Description of the task | Using the listing that follows, return every line with the word "this".

Exercise data |
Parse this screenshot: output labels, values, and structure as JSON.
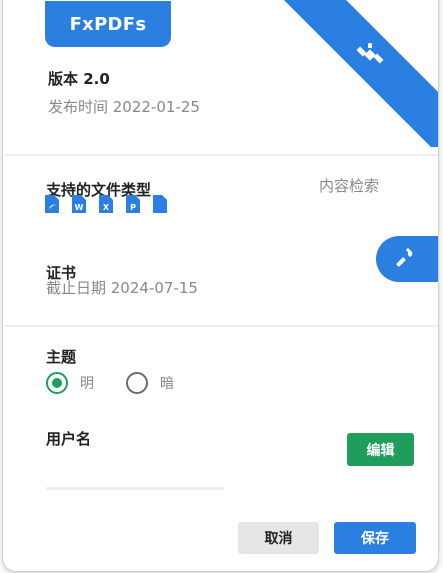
{
  "brand": {
    "name": "FxPDFs",
    "accent_color": "#2a7fe0"
  },
  "ribbon": {
    "icon": "satellite-icon"
  },
  "version": {
    "title": "版本 2.0",
    "release_date": "发布时间 2022-01-25"
  },
  "file_types": {
    "title": "支持的文件类型",
    "items": [
      {
        "icon": "pdf-file-icon",
        "glyph": ""
      },
      {
        "icon": "word-file-icon",
        "glyph": "W"
      },
      {
        "icon": "excel-file-icon",
        "glyph": "X"
      },
      {
        "icon": "powerpoint-file-icon",
        "glyph": "P"
      },
      {
        "icon": "generic-file-icon",
        "glyph": ""
      }
    ],
    "content_search_label": "内容检索"
  },
  "certificate": {
    "title": "证书",
    "expiry": "截止日期 2024-07-15",
    "action_icon": "hammer-icon"
  },
  "theme": {
    "title": "主题",
    "options": [
      {
        "label": "明",
        "selected": true
      },
      {
        "label": "暗",
        "selected": false
      }
    ],
    "selected_color": "#1e9e5a"
  },
  "username": {
    "title": "用户名",
    "value": "",
    "edit_label": "编辑",
    "edit_color": "#1e9e5a"
  },
  "footer": {
    "cancel_label": "取消",
    "save_label": "保存"
  }
}
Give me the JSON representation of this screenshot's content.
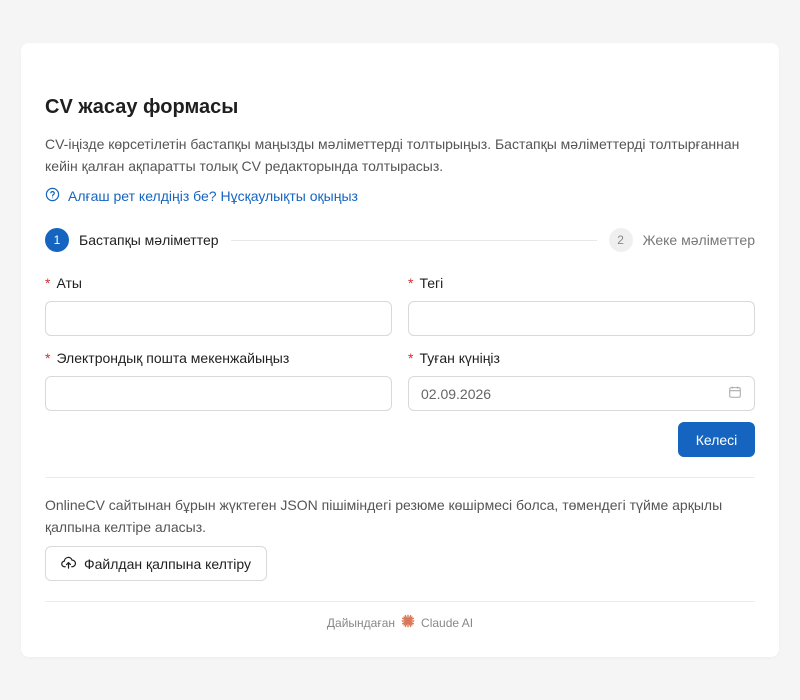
{
  "form": {
    "title": "CV жасау формасы",
    "description": "CV-іңізде көрсетілетін бастапқы маңызды мәліметтерді толтырыңыз. Бастапқы мәліметтерді толтырғаннан кейін қалған ақпаратты толық CV редакторында толтырасыз.",
    "help_link": "Алғаш рет келдіңіз бе? Нұсқаулықты оқыңыз"
  },
  "steps": [
    {
      "num": "1",
      "label": "Бастапқы мәліметтер",
      "active": true
    },
    {
      "num": "2",
      "label": "Жеке мәліметтер",
      "active": false
    }
  ],
  "fields": {
    "first_name": {
      "label": "Аты",
      "value": ""
    },
    "last_name": {
      "label": "Тегі",
      "value": ""
    },
    "email": {
      "label": "Электрондық пошта мекенжайыңыз",
      "value": ""
    },
    "birth_date": {
      "label": "Туған күніңіз",
      "value": "02.09.2026"
    },
    "required_mark": "*"
  },
  "next_button": "Келесі",
  "restore": {
    "text": "OnlineCV сайтынан бұрын жүктеген JSON пішіміндегі резюме көшірмесі болса, төмендегі түйме арқылы қалпына келтіре аласыз.",
    "button": "Файлдан қалпына келтіру"
  },
  "footer": {
    "prefix": "Дайындаған",
    "brand": "Claude AI"
  },
  "colors": {
    "accent": "#1565c0",
    "required": "#d32f2f",
    "brand_icon": "#d97757"
  },
  "icons": {
    "help": "question-circle-icon",
    "calendar": "calendar-icon",
    "upload": "cloud-upload-icon",
    "brand": "claude-spark-icon"
  }
}
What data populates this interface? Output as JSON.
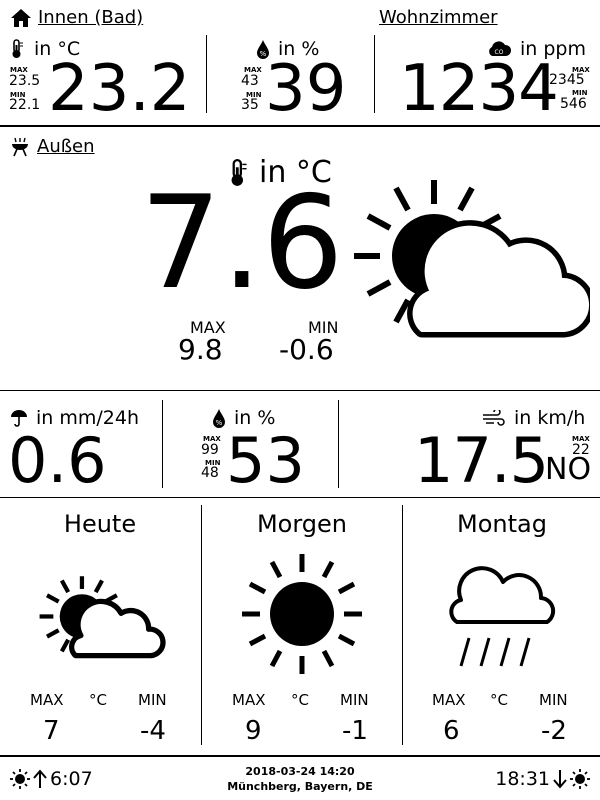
{
  "indoor": {
    "title": "Innen (Bad)",
    "temp": {
      "unit": "in °C",
      "max_label": "MAX",
      "max": "23.5",
      "min_label": "MIN",
      "min": "22.1",
      "value": "23.2"
    },
    "humidity": {
      "unit": "in %",
      "max_label": "MAX",
      "max": "43",
      "min_label": "MIN",
      "min": "35",
      "value": "39"
    }
  },
  "living": {
    "title": "Wohnzimmer",
    "co2": {
      "unit": "in ppm",
      "max_label": "MAX",
      "max": "2345",
      "min_label": "MIN",
      "min": "546",
      "value": "1234"
    }
  },
  "outdoor": {
    "title": "Außen",
    "temp_unit": "in °C",
    "temp": "7.6",
    "max_label": "MAX",
    "max": "9.8",
    "min_label": "MIN",
    "min": "-0.6",
    "condition_icon": "sun-behind-cloud-icon"
  },
  "metrics": {
    "rain": {
      "unit": "in mm/24h",
      "value": "0.6"
    },
    "humidity": {
      "unit": "in %",
      "max_label": "MAX",
      "max": "99",
      "min_label": "MIN",
      "min": "48",
      "value": "53"
    },
    "wind": {
      "unit": "in km/h",
      "max_label": "MAX",
      "max": "22",
      "value": "17.5",
      "direction": "NO"
    }
  },
  "forecast": [
    {
      "day": "Heute",
      "icon": "sun-behind-cloud-icon",
      "max_label": "MAX",
      "unit": "°C",
      "min_label": "MIN",
      "max": "7",
      "min": "-4"
    },
    {
      "day": "Morgen",
      "icon": "sun-icon",
      "max_label": "MAX",
      "unit": "°C",
      "min_label": "MIN",
      "max": "9",
      "min": "-1"
    },
    {
      "day": "Montag",
      "icon": "rain-cloud-icon",
      "max_label": "MAX",
      "unit": "°C",
      "min_label": "MIN",
      "max": "6",
      "min": "-2"
    }
  ],
  "footer": {
    "sunrise": "6:07",
    "sunset": "18:31",
    "datetime": "2018-03-24 14:20",
    "location": "Münchberg, Bayern, DE"
  }
}
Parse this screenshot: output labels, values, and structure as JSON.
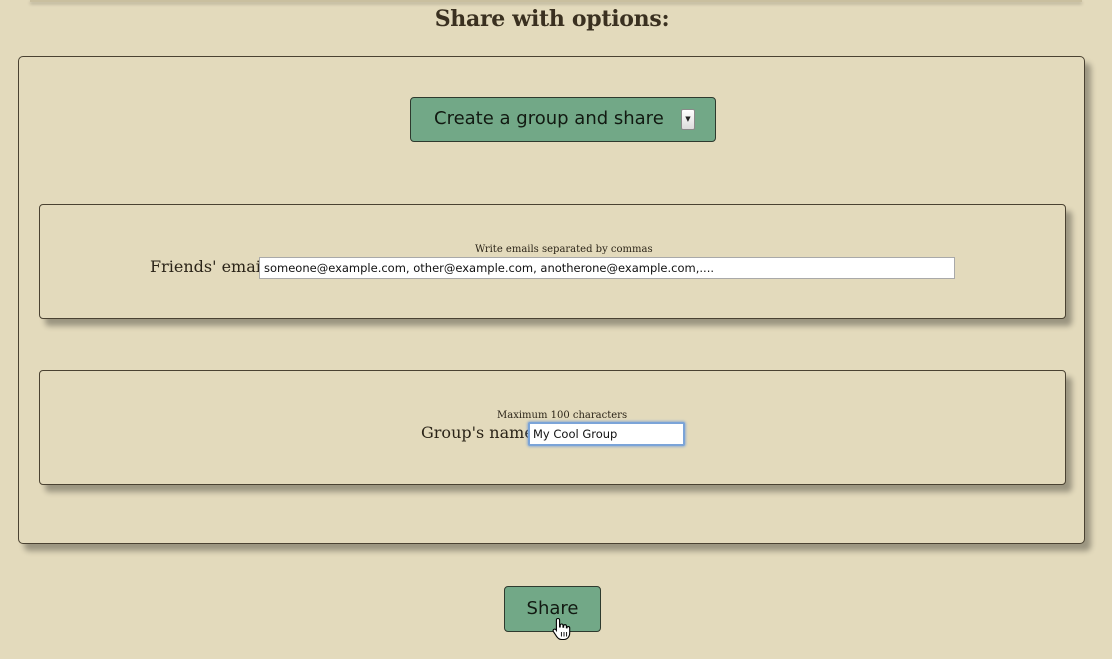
{
  "page": {
    "title": "Share with options:"
  },
  "share_mode": {
    "selected": "Create a group and share",
    "arrow_icon": "chevron-down-icon"
  },
  "friends_email": {
    "hint": "Write emails separated by commas",
    "label": "Friends' email:",
    "value": "someone@example.com, other@example.com, anotherone@example.com,...."
  },
  "group_name": {
    "hint": "Maximum 100 characters",
    "label": "Group's name:",
    "value": "My Cool Group"
  },
  "actions": {
    "share_label": "Share"
  },
  "colors": {
    "background": "#e3dabc",
    "button": "#72a887",
    "border": "#4a4232",
    "focus_ring": "#7ba4d8"
  }
}
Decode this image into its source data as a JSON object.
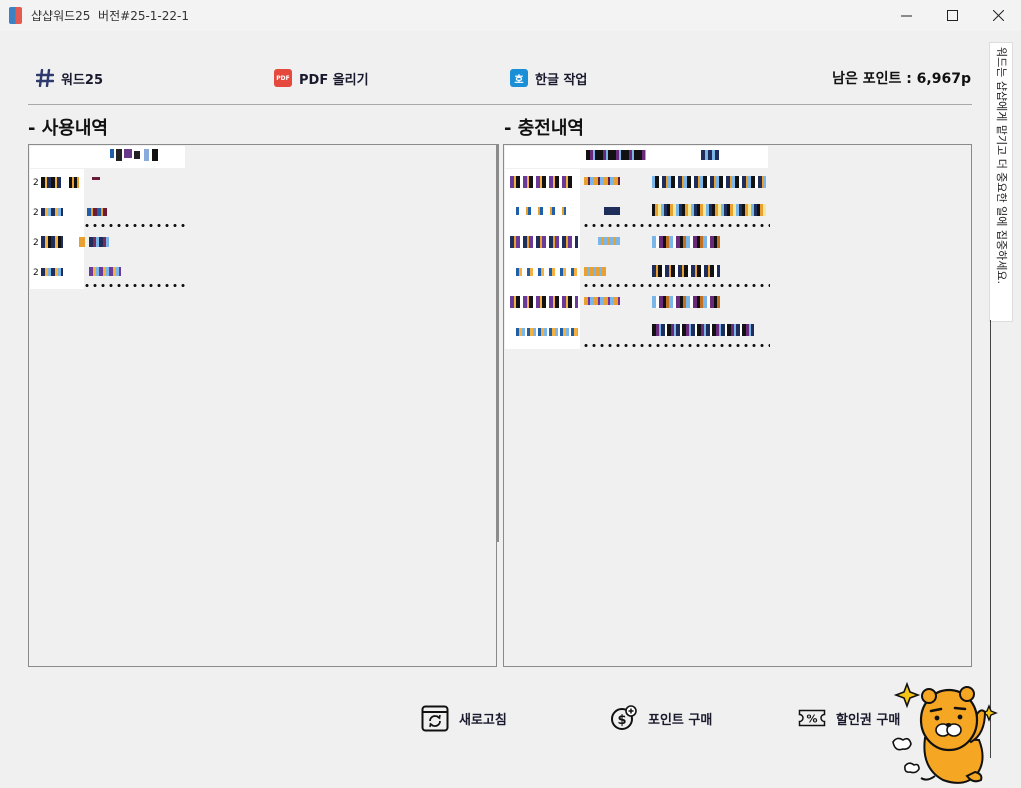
{
  "window": {
    "title": "샵샵워드25  버전#25-1-22-1",
    "controls": [
      "minimize-icon",
      "maximize-icon",
      "close-icon"
    ]
  },
  "toolbar": {
    "word25_label": "워드25",
    "pdf_label": "PDF 올리기",
    "pdf_icon_text": "PDF",
    "hangul_label": "한글 작업",
    "hangul_icon_text": "호"
  },
  "points": {
    "label": "남은 포인트 : 6,967p"
  },
  "sections": {
    "usage_title": "- 사용내역",
    "charge_title": "- 충전내역"
  },
  "usage_rows": {
    "row_prefix": "2"
  },
  "side_tab": {
    "text": "워드는 샵샵에게 맡기고 더 중요한 일에 집중하세요."
  },
  "bottom": {
    "refresh_label": "새로고침",
    "buy_points_label": "포인트 구매",
    "coupon_label": "할인권 구매"
  },
  "colors": {
    "accent": "#1a1a2e",
    "pdf_red": "#e5483c",
    "hangul_blue": "#1a8fd8",
    "mascot_orange": "#f5a623"
  }
}
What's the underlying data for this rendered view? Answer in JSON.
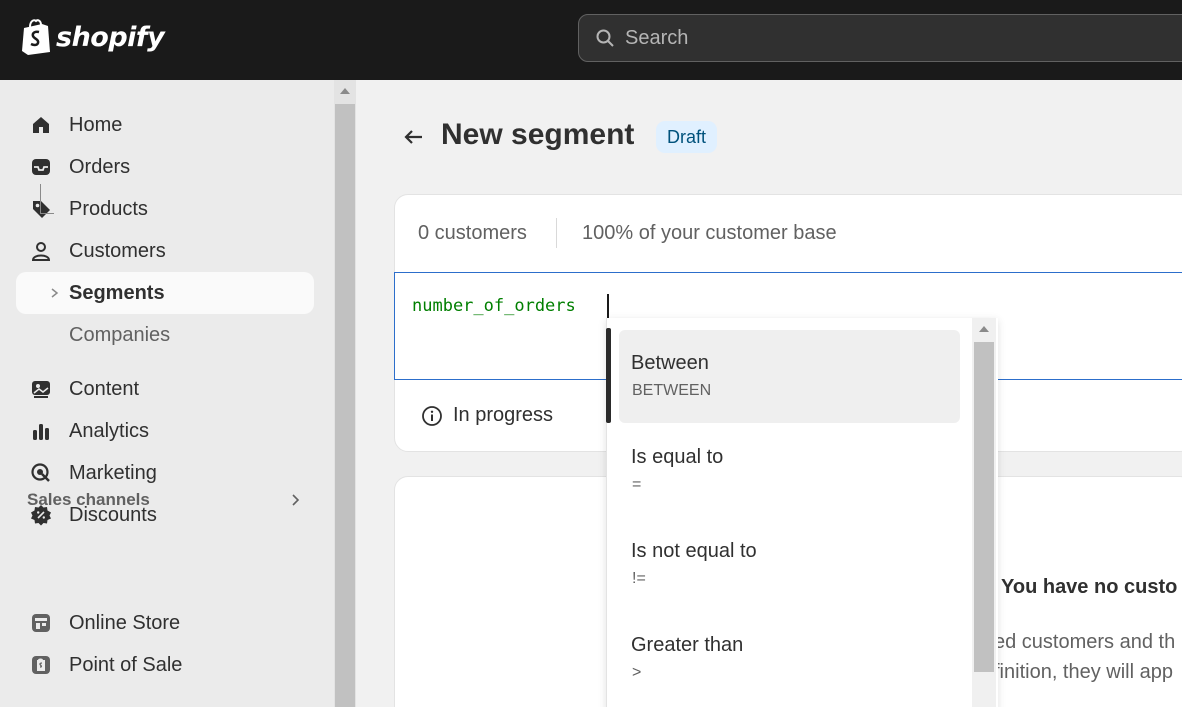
{
  "brand": {
    "name": "shopify"
  },
  "search": {
    "placeholder": "Search"
  },
  "sidebar": {
    "items": [
      {
        "label": "Home",
        "icon": "home-icon"
      },
      {
        "label": "Orders",
        "icon": "inbox-icon"
      },
      {
        "label": "Products",
        "icon": "tag-icon"
      },
      {
        "label": "Customers",
        "icon": "person-icon"
      },
      {
        "label": "Segments",
        "active": true
      },
      {
        "label": "Companies"
      },
      {
        "label": "Content",
        "icon": "image-icon"
      },
      {
        "label": "Analytics",
        "icon": "bar-chart-icon"
      },
      {
        "label": "Marketing",
        "icon": "target-icon"
      },
      {
        "label": "Discounts",
        "icon": "discount-icon"
      }
    ],
    "section_title": "Sales channels",
    "channels": [
      {
        "label": "Online Store",
        "icon": "store-icon"
      },
      {
        "label": "Point of Sale",
        "icon": "pos-icon"
      }
    ]
  },
  "page": {
    "title": "New segment",
    "status_badge": "Draft"
  },
  "segment": {
    "customer_count": "0 customers",
    "base_share": "100% of your customer base",
    "query": "number_of_orders",
    "status": "In progress"
  },
  "autocomplete": {
    "options": [
      {
        "label": "Between",
        "operator": "BETWEEN",
        "selected": true
      },
      {
        "label": "Is equal to",
        "operator": "="
      },
      {
        "label": "Is not equal to",
        "operator": "!="
      },
      {
        "label": "Greater than",
        "operator": ">"
      }
    ]
  },
  "empty_state": {
    "title": "You have no custo",
    "line1": "ed customers and th",
    "line2": "finition, they will app"
  },
  "colors": {
    "topbar": "#1a1a1a",
    "badge_bg": "#e0f0ff",
    "badge_text": "#00527c",
    "code_green": "#007f00",
    "editor_border": "#2c6ecb"
  }
}
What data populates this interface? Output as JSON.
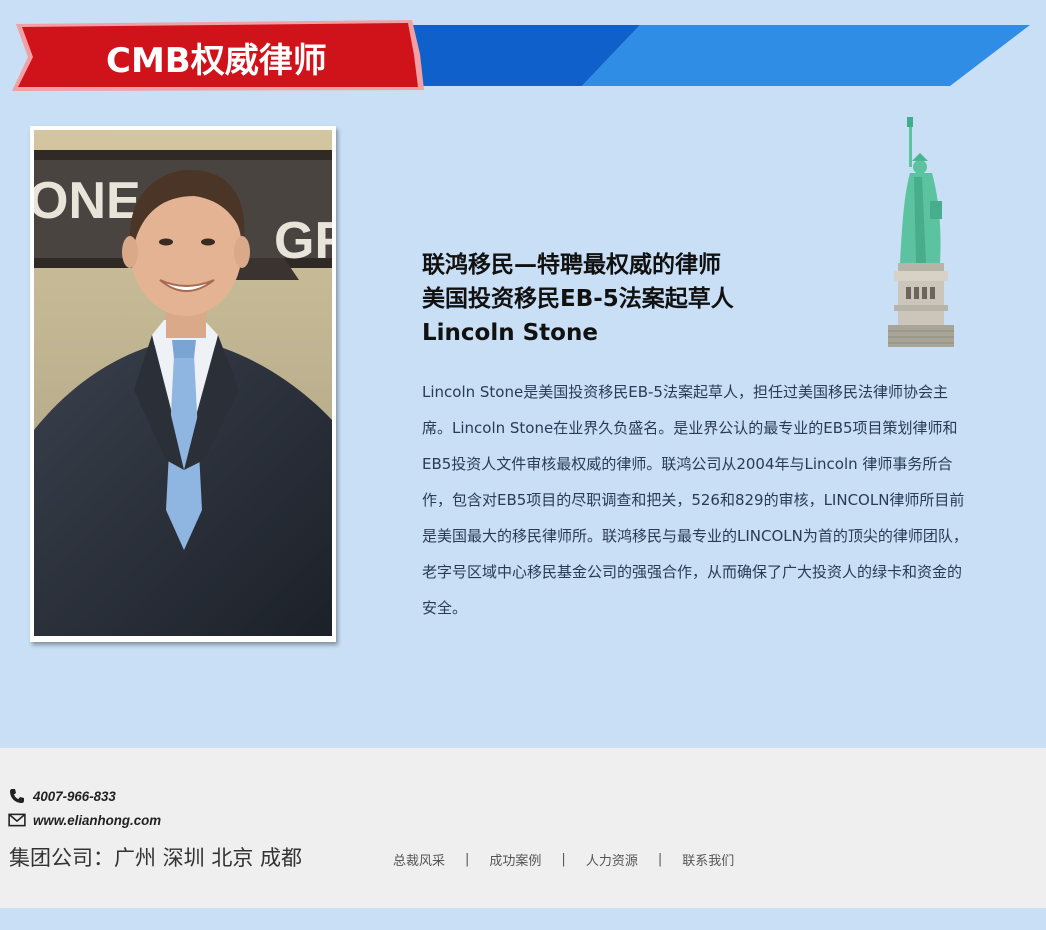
{
  "banner": {
    "title": "CMB权威律师",
    "colors": {
      "ribbon": "#d0121b",
      "ribbon_edge": "#f2a0a4",
      "stripe_dark": "#1060cc",
      "stripe_light": "#2f8de6"
    }
  },
  "profile": {
    "photo_alt": "Lincoln Stone portrait",
    "heading_lines": [
      "联鸿移民—特聘最权威的律师",
      "美国投资移民EB-5法案起草人",
      "Lincoln Stone"
    ],
    "bio": "Lincoln Stone是美国投资移民EB-5法案起草人，担任过美国移民法律师协会主席。Lincoln Stone在业界久负盛名。是业界公认的最专业的EB5项目策划律师和EB5投资人文件审核最权威的律师。联鸿公司从2004年与Lincoln 律师事务所合作，包含对EB5项目的尽职调查和把关，526和829的审核，LINCOLN律师所目前是美国最大的移民律师所。联鸿移民与最专业的LINCOLN为首的顶尖的律师团队，老字号区域中心移民基金公司的强强合作，从而确保了广大投资人的绿卡和资金的安全。"
  },
  "footer": {
    "phone": "4007-966-833",
    "phone_icon": "phone-icon",
    "website": "www.elianhong.com",
    "website_icon": "mail-icon",
    "group_company": "集团公司：广州 深圳 北京 成都",
    "nav": [
      "总裁风采",
      "成功案例",
      "人力资源",
      "联系我们"
    ],
    "nav_separator": "|"
  }
}
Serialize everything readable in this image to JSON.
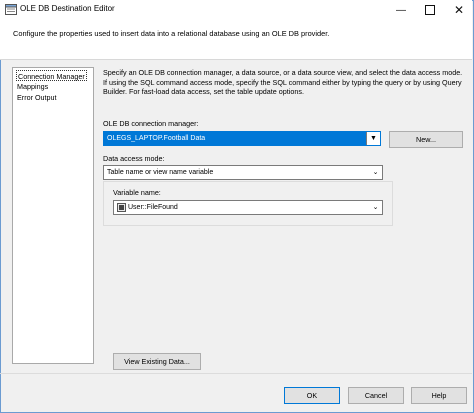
{
  "window": {
    "title": "OLE DB Destination Editor",
    "controls": [
      "minimize-icon",
      "maximize-icon",
      "close-icon"
    ]
  },
  "header": {
    "text": "Configure the properties used to insert data into a relational database using an OLE DB provider."
  },
  "nav": {
    "items": [
      {
        "label": "Connection Manager",
        "selected": true
      },
      {
        "label": "Mappings",
        "selected": false
      },
      {
        "label": "Error Output",
        "selected": false
      }
    ]
  },
  "main": {
    "description": "Specify an OLE DB connection manager, a data source, or a data source view, and select the data access mode. If using the SQL command access mode, specify the SQL command either by typing the query or by using Query Builder. For fast-load data access, set the table update options.",
    "connection_label": "OLE DB connection manager:",
    "connection_value": "OLEGS_LAPTOP.Football Data",
    "new_button": "New...",
    "access_mode_label": "Data access mode:",
    "access_mode_value": "Table name or view name variable",
    "variable_label": "Variable name:",
    "variable_value": "User::FileFound",
    "view_data_button": "View Existing Data..."
  },
  "footer": {
    "ok": "OK",
    "cancel": "Cancel",
    "help": "Help"
  },
  "colors": {
    "accent": "#0078d7",
    "frame": "#6b9bd1"
  }
}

Solution |
Parse this screenshot: output labels, values, and structure as JSON.
Give me the JSON representation of this screenshot's content.
What data populates this interface? Output as JSON.
Parse this screenshot: output labels, values, and structure as JSON.
Decode this image into its source data as a JSON object.
What's the underlying data for this rendered view? Answer in JSON.
What data populates this interface? Output as JSON.
Serialize everything readable in this image to JSON.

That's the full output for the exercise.